pg120, gp41


What does gag code for?

proteins that make up the viral core


List 8 steps in HIV viral replication

1. attachment of gp120 to CD4 and a co-receptor
2. fusion of viral envelope, release of genome into host cell
3. RT converts viral RNA to DNA which goes to the nucleus
4. Integrase inserts viral genome into host genome
5. transcription and translation of viral genome
6. viral protease cleaves polyproteins
7. viral assembly
8. budding/ acquisition of envelope and glycoproteins


Innumerable HIV ______ exist within each infected individual


** due to compact genome, error prone RT, replication kinetics


After crossing the mucosal barrier, _____ cells transport HIV to regional lymph nodes and CD4+ cells in the paracortical regions of the node interact with HIV



Widespread dissemination of HIV to the CNS, reticuloendothelial system, and GALT occurs within _____ days of infection


primary viremia, but asymptomatic


The hallmark of HIV disease is:

CD4 depletion

occurs in GI tract over first 2-3 weeks of infection (loss of 80% of CD4 T cells)


List components of the immune system that are dysregulated in HIV infection

lymphoid tissue- distorted architecture
CD8 cells
B cells- hypergammaglobulinemia
NK cells
Neutrophils- impaired opsonizing activity
Monocytes/ macrophages- reservoir for virus, role in CNS disease


_____________ serve as reservoirs for HIV and play a prominent role in CNS disease via infection of microglial cells

monocytes/ macrophages


HIV immunosuppression involves not only intracellular
pathogens and malignancies (for which we rely on the _______) but also common bacterial
pathogens for which we rely on the _________ defenses

CMI for intracellular pathogens/ malignancies

humoral and neutrophil for bacterial pathogens


Why do antibodies against HIV fail to provide high levels of neutralizing capacity?

- genetic diversity of viral isolates

balance at viral set point correlates with development of HIV specific antibodies


Chronic immune system ______ is harmful over time, as the ability to respond to any specific antigen is lessened and a broad response to other antigens is compromised
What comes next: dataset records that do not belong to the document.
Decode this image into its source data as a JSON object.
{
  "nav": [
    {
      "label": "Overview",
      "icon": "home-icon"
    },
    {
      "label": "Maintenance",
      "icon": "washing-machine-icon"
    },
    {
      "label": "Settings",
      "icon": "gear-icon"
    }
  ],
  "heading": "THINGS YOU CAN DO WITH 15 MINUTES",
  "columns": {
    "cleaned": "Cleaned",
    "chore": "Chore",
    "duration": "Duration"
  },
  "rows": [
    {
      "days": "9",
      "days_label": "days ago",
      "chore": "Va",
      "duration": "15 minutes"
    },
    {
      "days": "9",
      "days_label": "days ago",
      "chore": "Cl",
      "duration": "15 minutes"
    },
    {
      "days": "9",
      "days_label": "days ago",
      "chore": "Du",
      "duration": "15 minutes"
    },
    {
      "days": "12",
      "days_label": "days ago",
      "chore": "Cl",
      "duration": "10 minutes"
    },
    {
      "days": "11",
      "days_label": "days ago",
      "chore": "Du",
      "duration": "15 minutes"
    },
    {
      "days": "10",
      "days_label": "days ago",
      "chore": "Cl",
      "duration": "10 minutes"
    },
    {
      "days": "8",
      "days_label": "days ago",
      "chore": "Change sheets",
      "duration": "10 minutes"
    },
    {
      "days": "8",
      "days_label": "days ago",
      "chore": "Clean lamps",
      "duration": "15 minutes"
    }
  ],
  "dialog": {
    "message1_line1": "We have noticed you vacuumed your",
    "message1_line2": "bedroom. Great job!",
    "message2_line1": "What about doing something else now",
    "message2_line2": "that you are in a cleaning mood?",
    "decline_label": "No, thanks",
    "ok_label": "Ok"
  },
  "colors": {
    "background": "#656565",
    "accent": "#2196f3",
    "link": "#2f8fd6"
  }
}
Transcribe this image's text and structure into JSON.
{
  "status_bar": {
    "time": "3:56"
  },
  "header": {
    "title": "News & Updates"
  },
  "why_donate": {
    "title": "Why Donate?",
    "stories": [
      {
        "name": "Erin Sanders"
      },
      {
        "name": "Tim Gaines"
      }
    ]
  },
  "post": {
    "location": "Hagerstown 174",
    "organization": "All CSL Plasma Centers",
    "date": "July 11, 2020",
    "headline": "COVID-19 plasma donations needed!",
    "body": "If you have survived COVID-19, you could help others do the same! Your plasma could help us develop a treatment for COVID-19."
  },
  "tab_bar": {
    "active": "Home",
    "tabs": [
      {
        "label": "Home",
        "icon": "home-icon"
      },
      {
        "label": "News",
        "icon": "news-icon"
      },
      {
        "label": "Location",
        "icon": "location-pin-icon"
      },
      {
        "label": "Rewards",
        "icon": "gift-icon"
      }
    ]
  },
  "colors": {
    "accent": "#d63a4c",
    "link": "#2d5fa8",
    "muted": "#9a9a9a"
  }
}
The massive depletion of GI tract CD4+ T lymphocytes can lead to _________ across the GI mucosa, which has been shown to drive immune activation

products of bacterial translocation


What is the most common mode of HIV transmission worldwide? What are other notable modes of transmission?

Sexual transmission

MTC, IDU, transfusion/ transplantation, accidental needle stick


Why is the acute antiretroviral syndrome so clinically significant?

most transmission occurs by those who just acquired the virus themselves
Viral load is very high during this time


What are the most common presenting symptoms of somebody experiencing primary antiretroviral syndrome? Which are (relatively) specific to HIV as compared to other infections?

fever, fatigue, rash, adenopathy, pharyngitis, myalgia, night sweats, thrombocytopenia, luekopenia, diarrhea, aseptic meningitis, oral or genital ulcers

specific: rash, aseptic meningitis, ulcers


What other infections should be on the differential for acute HIV infection?

secondary syphilis


One manifestation of chronic symptomatic infection is _____, which is a manifestation of EBV on the sides of the tongue

oral hairy leukoplakia


Describe the immune reconstitution inflammatory syndrome

Immune reconstitution due to antiretroviral therapy can lead to the expression of opportunistic
infectious processes because now the immune system can react to latent organisms that have been present, but not previously recognized due to immune system dysfunction


What prophylaxis should be offered against opportunistic infections and at what CD4 count should they be initiated?

pneumocystis- TMP/SMX at CD4=200
toxoplasmosis TMP/SMX at CD4= 100
M avium azithromycin at CD4=50


Describe phenotypic and genotypic drug resistance testing

genotypic resistance testing: provides a list of detected mutations that have
occurred in the viral genome that are associated with drug resistance.

phenotypic resistance testing: compares the concentration of
antiretroviral medications required to inhibit the patient’s virus to that of wild type virus.


What are the goals of HAART?

Clinical well being

Achieve maximal and durable viral suppression

Achieve maximal and durable immune reconstitution